When I got done speaking and answering questions in Boston last week and started autographing books one man walked up to me. He immediately said I was a false prophet and that I was going to go straight to hell. The reason he gave was that I taught that we are saved by God's grace through faith in Jesus Christ alone. He said that prior to the Reformation no one ever taught such a thing. Not only that, but he said you're saved through the Roman Catholic Church and through the Roman Catholic Church alone. If you are not part of the Roman Catholic Church you are a false prophet and you're going to go to hell.
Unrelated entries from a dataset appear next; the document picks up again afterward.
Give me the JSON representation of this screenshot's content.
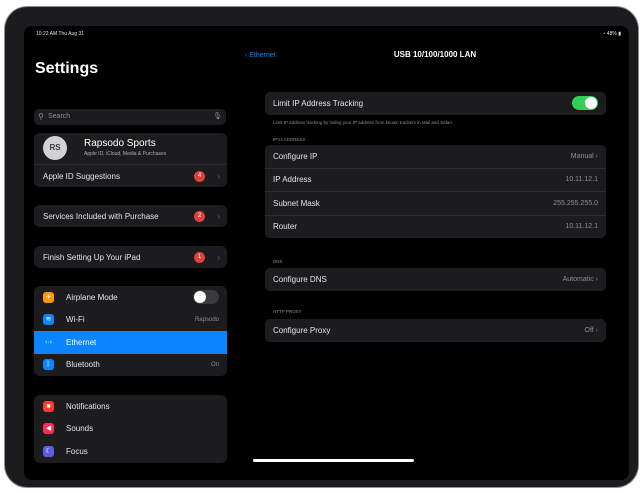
{
  "status_bar": {
    "time": "10:22 AM  Thu Aug 31",
    "battery": "48%"
  },
  "sidebar": {
    "title": "Settings",
    "search_placeholder": "Search",
    "account": {
      "initials": "RS",
      "name": "Rapsodo Sports",
      "subtitle": "Apple ID, iCloud, Media & Purchases"
    },
    "alerts": [
      {
        "label": "Apple ID Suggestions",
        "badge": "4"
      },
      {
        "label": "Services Included with Purchase",
        "badge": "2"
      },
      {
        "label": "Finish Setting Up Your iPad",
        "badge": "1"
      }
    ],
    "connectivity": [
      {
        "label": "Airplane Mode",
        "icon": "airplane-icon",
        "color": "#ff9500"
      },
      {
        "label": "Wi-Fi",
        "value": "Rapsodo",
        "icon": "wifi-icon",
        "color": "#0a84ff"
      },
      {
        "label": "Ethernet",
        "icon": "ethernet-icon",
        "color": "#0a84ff"
      },
      {
        "label": "Bluetooth",
        "value": "On",
        "icon": "bluetooth-icon",
        "color": "#0a84ff"
      }
    ],
    "notify": [
      {
        "label": "Notifications",
        "icon": "notifications-icon",
        "color": "#ff3b30"
      },
      {
        "label": "Sounds",
        "icon": "sounds-icon",
        "color": "#ff2d55"
      },
      {
        "label": "Focus",
        "icon": "focus-icon",
        "color": "#5e5ce6"
      }
    ]
  },
  "detail": {
    "back_label": "Ethernet",
    "title": "USB 10/100/1000 LAN",
    "limit_tracking": {
      "label": "Limit IP Address Tracking",
      "on": true
    },
    "limit_note": "Limit IP address tracking by hiding your IP address from known trackers in Mail and Safari.",
    "ipv4_header": "IPV4 ADDRESS",
    "ipv4": [
      {
        "label": "Configure IP",
        "value": "Manual"
      },
      {
        "label": "IP Address",
        "value": "10.11.12.1"
      },
      {
        "label": "Subnet Mask",
        "value": "255.255.255.0"
      },
      {
        "label": "Router",
        "value": "10.11.12.1"
      }
    ],
    "dns_header": "DNS",
    "dns": {
      "label": "Configure DNS",
      "value": "Automatic"
    },
    "proxy_header": "HTTP PROXY",
    "proxy": {
      "label": "Configure Proxy",
      "value": "Off"
    }
  },
  "colors": {
    "accent": "#0a84ff",
    "toggle_on": "#30d158",
    "badge": "#e0403c"
  }
}
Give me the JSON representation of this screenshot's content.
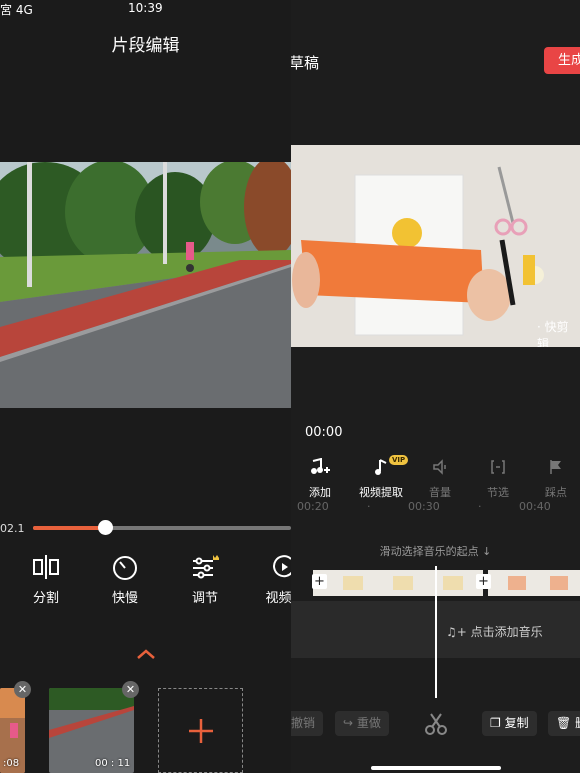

That was my first encounter.
I also encountered a man who was very sincere, an unbeliever, who is a man who believes that there are many reasons why he cannot accept the historic Christian faith but is open to reason. That's what we're looking for; people who are sincerely open to reason. This gentleman has a number of questions that I'm going to be addressing with him personally, but I thought it would be instructive to take some of those questions and deal with them in the next several blog entries. These are issues that separate people from the historic Christian faith or Christian worldview. They say it's simply irrational. "There are these unanswered questions, they nag at me, they bother me and I can't become a Christian until they're resolved." That's a problem for him and I imagine it's a problem for many other people as well.
For example, he says that the Bible teaches hell and he thinks that's a horrendously primitive and cruel concept. Or, the Bible supports slavery, or the Bible is full of contradictions, or Jesus is not qualified to be God's representative because He was mistaken about the end times - a question I've got many, many different times as I've talked to skeptics throughout the years. "I find the Bible discriminates against Gay people." Another objection, "The Bible contradicts science." Yet another, "The Bible's prophecies are unimpressive" or "I find the Bible's answer to the problem of evil unsatisfying." So we have the top ten objections here, and again, let's deal with some of them.
The first of these objections is the objection which is often raised with respect to eternal, conscious torment in hell. Why do we, as Christians, believe in hell? I've outlined this in various places, including my book Resurrection and The Bible Answer Book, Volume 1.
The first reason I believe in hell's irrevocable reality is that Christ communicated that hell was real. In fact, in the Sermon on the Mount alone He explicitly warned His followers about the dangers of hell a half a dozen or more times.
Secondly, I believe that the concept of choice demands that we believe in hell. Without hell there's no choice, and without choice heaven would not be heaven, heaven would be hell. The righteous would inherit a counterfeit heaven and the unrighteous would be incarcerated in heaven against their wills, which would be a torture worse than hell. Imagine spending a lifetime voluntarily distancing yourself from God only in the end to find yourself involuntarily dragged into His loving presence for all eternity! The alternative to hell is worse than hell itself in that it is taking humans who are made in the image of God and stripping them of freedom and forcing them to worship God against their wills.
So the first reason I believe in hell is Christ taught there was a hell and you can demonstrate that Jesus Christ is the one who spoke and the universe leapt into existence. The second reason I believe in hell is choice demands that there be a hell. Without hell there's no choice.
There's one other reason I should cite, and that is common sense dictates that there must be a hell. Without hell the wrongs of Hitler's holocaust are never going to be righted. Justice would be impugned if, after slaughtering 6 million Jews, Hitler would merely die in the comforting arms of his mistress with no eternal consequences. The ancients knew better than to think such a thing. David knew that for a time it might seem as though the wicked prosper in spite of their deeds but in the end justice would be served.
Common sense also dictates that without a hell there's no need for a Savior. Little needs to be said about the absurdity of suggesting that the Creator would suffer more than the cumulative sufferings of all of mankind if there's no hell to save us from. Without hell there's no need for salvation. Without salvation there's no need for a sacrifice, and without a sacrifice there's no need for a Savior.
As much as we might want to think that all will be saved, I think that common sense precludes the possibility. So I believe in hell first and foremost because Christ taught there was a hell. Secondly, because choice demands there be a hell. Thirdly, because common sense dictates there is a hell. I've outlined in a couple of different places: The Bible Answer Book, Volume 1 and Resurrection. We also did a feature article in the Christian Research Journal on hell.